• **Goal of the exercise**: Every line below must be copied as written, except for pictures.

• **Supplied material**:
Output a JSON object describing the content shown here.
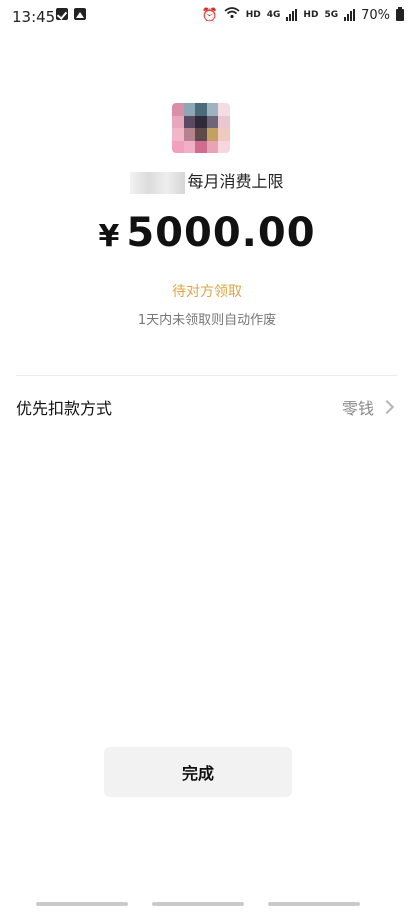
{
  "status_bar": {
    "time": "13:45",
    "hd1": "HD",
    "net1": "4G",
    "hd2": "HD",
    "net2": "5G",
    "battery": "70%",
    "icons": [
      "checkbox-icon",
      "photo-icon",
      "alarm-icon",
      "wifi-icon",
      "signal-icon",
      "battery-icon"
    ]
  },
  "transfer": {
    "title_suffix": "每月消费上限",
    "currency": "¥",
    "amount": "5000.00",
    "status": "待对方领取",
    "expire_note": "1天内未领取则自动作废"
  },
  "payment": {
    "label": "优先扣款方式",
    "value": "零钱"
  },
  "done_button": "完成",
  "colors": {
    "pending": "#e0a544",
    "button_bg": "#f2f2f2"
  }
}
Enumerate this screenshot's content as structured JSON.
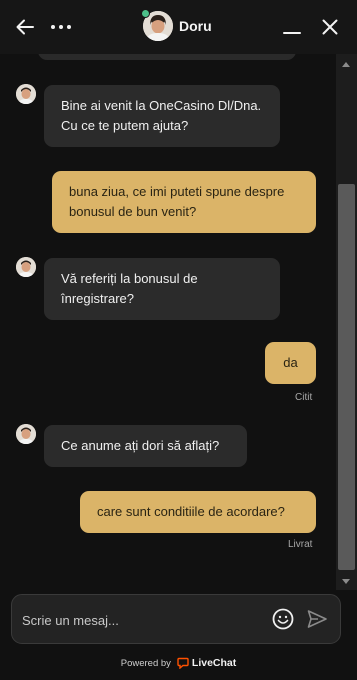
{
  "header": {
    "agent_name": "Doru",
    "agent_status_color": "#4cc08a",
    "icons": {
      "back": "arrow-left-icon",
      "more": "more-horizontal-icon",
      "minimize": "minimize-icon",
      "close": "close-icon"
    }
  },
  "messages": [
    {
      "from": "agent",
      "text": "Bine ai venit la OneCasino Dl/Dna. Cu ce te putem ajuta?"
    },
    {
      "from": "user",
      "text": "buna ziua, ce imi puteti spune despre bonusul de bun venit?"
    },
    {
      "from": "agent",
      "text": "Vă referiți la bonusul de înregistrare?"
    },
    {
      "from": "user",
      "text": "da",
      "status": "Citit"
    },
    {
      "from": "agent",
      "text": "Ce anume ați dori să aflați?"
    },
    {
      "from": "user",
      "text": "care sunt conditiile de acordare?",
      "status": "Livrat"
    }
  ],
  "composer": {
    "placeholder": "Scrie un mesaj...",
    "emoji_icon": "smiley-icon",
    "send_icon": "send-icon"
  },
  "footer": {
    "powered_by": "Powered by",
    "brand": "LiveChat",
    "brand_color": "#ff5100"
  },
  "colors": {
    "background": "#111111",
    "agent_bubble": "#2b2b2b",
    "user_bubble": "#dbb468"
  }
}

• **Answer box**:
Output a JSON object describing the content shown here.
{
  "status_bar": {
    "time": "13:45",
    "hd1": "HD",
    "net1": "4G",
    "hd2": "HD",
    "net2": "5G",
    "battery": "70%",
    "icons": [
      "checkbox-icon",
      "photo-icon",
      "alarm-icon",
      "wifi-icon",
      "signal-icon",
      "battery-icon"
    ]
  },
  "transfer": {
    "title_suffix": "每月消费上限",
    "currency": "¥",
    "amount": "5000.00",
    "status": "待对方领取",
    "expire_note": "1天内未领取则自动作废"
  },
  "payment": {
    "label": "优先扣款方式",
    "value": "零钱"
  },
  "done_button": "完成",
  "colors": {
    "pending": "#e0a544",
    "button_bg": "#f2f2f2"
  }
}
Enumerate this screenshot's content as structured JSON.
{
  "header": {
    "agent_name": "Doru",
    "agent_status_color": "#4cc08a",
    "icons": {
      "back": "arrow-left-icon",
      "more": "more-horizontal-icon",
      "minimize": "minimize-icon",
      "close": "close-icon"
    }
  },
  "messages": [
    {
      "from": "agent",
      "text": "Bine ai venit la OneCasino Dl/Dna. Cu ce te putem ajuta?"
    },
    {
      "from": "user",
      "text": "buna ziua, ce imi puteti spune despre bonusul de bun venit?"
    },
    {
      "from": "agent",
      "text": "Vă referiți la bonusul de înregistrare?"
    },
    {
      "from": "user",
      "text": "da",
      "status": "Citit"
    },
    {
      "from": "agent",
      "text": "Ce anume ați dori să aflați?"
    },
    {
      "from": "user",
      "text": "care sunt conditiile de acordare?",
      "status": "Livrat"
    }
  ],
  "composer": {
    "placeholder": "Scrie un mesaj...",
    "emoji_icon": "smiley-icon",
    "send_icon": "send-icon"
  },
  "footer": {
    "powered_by": "Powered by",
    "brand": "LiveChat",
    "brand_color": "#ff5100"
  },
  "colors": {
    "background": "#111111",
    "agent_bubble": "#2b2b2b",
    "user_bubble": "#dbb468"
  }
}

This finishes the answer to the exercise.